### Required action
From the line containing "Read all visible content and emit it as JSON." through the last line of the entries below, repeat each line word for word and leave out the rest.

Saved entries

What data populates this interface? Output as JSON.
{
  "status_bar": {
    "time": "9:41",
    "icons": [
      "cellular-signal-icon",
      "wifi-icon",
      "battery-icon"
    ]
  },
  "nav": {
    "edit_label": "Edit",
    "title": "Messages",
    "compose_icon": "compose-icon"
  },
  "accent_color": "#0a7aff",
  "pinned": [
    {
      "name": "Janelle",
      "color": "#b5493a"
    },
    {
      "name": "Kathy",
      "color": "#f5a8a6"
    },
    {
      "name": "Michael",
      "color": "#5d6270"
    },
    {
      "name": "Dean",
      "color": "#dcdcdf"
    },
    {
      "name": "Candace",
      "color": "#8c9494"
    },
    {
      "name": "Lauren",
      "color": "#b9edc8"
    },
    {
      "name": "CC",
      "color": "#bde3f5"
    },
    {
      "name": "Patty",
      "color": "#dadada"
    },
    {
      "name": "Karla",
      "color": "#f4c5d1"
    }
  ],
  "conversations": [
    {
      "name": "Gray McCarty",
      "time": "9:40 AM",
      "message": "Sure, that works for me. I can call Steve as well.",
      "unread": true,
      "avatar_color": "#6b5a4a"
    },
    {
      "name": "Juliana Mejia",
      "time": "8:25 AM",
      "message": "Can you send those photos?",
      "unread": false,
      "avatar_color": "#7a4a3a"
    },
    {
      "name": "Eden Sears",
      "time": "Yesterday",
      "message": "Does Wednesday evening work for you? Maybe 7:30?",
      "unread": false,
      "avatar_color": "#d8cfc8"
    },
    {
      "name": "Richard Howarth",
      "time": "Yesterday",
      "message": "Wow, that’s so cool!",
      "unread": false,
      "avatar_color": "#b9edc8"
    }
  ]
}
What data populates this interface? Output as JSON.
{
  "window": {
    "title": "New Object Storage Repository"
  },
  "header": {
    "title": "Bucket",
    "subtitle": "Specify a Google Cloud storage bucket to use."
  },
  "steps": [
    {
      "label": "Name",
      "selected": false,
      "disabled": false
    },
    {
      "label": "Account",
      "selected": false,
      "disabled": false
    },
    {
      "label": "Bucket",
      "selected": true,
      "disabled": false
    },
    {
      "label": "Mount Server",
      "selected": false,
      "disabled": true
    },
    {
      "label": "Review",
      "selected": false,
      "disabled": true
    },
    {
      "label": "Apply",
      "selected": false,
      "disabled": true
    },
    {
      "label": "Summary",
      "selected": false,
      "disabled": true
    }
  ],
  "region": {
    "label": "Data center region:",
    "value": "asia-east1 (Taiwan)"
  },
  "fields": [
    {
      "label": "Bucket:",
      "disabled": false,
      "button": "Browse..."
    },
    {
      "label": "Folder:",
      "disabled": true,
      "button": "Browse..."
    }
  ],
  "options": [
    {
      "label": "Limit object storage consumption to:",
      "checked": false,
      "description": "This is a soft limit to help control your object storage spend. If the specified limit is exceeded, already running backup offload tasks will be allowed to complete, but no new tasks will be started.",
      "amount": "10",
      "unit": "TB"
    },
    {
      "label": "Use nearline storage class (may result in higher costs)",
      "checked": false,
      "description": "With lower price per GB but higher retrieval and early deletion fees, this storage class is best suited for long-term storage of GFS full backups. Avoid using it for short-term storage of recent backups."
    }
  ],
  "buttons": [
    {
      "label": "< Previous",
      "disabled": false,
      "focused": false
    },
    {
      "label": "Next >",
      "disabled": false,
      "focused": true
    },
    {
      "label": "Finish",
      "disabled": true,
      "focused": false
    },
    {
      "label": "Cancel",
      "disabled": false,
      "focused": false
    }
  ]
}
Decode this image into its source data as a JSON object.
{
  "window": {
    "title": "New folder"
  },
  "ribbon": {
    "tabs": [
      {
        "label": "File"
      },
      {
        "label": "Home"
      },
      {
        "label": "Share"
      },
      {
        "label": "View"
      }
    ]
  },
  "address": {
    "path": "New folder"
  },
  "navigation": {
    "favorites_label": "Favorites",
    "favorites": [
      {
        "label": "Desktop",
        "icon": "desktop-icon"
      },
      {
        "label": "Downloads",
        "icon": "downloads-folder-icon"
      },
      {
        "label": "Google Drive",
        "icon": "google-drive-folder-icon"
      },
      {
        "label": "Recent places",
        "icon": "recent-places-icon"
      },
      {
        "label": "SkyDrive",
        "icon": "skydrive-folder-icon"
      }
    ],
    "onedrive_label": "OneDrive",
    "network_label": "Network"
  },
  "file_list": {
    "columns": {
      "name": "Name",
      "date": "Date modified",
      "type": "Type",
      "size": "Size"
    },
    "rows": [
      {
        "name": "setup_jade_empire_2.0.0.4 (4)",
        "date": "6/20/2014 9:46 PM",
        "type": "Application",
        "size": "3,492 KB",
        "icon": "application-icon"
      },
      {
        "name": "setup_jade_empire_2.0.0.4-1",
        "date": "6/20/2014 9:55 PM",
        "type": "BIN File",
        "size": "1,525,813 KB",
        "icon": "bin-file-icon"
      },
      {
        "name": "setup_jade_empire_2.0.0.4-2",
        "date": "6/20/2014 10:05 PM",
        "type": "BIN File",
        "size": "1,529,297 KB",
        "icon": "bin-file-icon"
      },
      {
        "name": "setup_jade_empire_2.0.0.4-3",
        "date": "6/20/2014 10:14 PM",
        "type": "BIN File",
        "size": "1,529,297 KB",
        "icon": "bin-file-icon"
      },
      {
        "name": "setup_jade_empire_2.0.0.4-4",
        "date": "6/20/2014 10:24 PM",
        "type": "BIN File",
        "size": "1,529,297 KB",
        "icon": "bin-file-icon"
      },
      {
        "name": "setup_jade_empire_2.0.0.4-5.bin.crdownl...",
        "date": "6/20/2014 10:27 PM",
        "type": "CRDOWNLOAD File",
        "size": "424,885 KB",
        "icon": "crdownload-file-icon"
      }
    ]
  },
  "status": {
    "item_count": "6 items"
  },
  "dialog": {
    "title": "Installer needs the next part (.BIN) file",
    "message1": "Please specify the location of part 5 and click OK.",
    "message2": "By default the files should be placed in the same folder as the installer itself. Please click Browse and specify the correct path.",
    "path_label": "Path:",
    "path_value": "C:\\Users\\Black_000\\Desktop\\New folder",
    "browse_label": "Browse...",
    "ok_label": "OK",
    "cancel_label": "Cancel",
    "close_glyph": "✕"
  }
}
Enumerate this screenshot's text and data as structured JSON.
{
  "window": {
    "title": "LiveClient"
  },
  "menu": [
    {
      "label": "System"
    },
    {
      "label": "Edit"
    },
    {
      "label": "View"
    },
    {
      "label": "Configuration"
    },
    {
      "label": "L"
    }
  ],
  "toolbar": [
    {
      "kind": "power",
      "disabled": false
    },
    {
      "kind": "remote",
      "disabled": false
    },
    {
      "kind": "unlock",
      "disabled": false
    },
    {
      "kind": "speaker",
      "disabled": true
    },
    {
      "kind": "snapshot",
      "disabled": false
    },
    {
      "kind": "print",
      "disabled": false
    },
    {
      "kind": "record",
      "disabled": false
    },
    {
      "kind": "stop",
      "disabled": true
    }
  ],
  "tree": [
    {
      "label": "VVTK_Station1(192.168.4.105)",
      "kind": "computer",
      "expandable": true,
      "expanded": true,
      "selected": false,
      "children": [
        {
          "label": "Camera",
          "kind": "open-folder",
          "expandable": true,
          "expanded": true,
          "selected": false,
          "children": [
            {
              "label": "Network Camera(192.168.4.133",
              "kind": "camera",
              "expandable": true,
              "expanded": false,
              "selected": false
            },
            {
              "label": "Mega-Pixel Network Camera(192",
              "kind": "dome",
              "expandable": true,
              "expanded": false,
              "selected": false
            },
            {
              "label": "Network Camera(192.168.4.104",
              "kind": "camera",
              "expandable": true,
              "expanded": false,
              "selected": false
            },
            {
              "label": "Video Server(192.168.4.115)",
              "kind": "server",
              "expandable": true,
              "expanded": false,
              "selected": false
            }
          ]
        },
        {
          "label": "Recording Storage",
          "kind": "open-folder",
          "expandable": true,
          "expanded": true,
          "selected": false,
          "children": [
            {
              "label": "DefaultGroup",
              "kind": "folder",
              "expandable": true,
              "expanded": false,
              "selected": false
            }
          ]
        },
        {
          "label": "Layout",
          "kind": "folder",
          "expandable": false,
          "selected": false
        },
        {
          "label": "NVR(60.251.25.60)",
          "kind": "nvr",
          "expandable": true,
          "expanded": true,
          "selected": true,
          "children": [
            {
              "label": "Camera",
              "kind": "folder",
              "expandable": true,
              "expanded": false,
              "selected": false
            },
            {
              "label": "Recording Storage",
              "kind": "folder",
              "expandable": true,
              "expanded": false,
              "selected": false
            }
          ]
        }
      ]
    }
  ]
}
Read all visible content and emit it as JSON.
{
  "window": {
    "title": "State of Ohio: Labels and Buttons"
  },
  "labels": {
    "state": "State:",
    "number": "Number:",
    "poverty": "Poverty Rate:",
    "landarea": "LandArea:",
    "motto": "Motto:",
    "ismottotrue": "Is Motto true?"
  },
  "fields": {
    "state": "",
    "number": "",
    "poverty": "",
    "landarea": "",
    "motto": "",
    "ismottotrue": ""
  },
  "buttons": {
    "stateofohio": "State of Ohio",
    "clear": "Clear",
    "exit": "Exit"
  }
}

### Your response
Read all visible content and emit it as JSON.
{
  "window": {
    "title": "State of Ohio: Labels and Buttons"
  },
  "labels": {
    "state": "State:",
    "number": "Number:",
    "poverty": "Poverty Rate:",
    "landarea": "LandArea:",
    "motto": "Motto:",
    "ismottotrue": "Is Motto true?"
  },
  "fields": {
    "state": "",
    "number": "",
    "poverty": "",
    "landarea": "",
    "motto": "",
    "ismottotrue": ""
  },
  "buttons": {
    "stateofohio": "State of Ohio",
    "clear": "Clear",
    "exit": "Exit"
  }
}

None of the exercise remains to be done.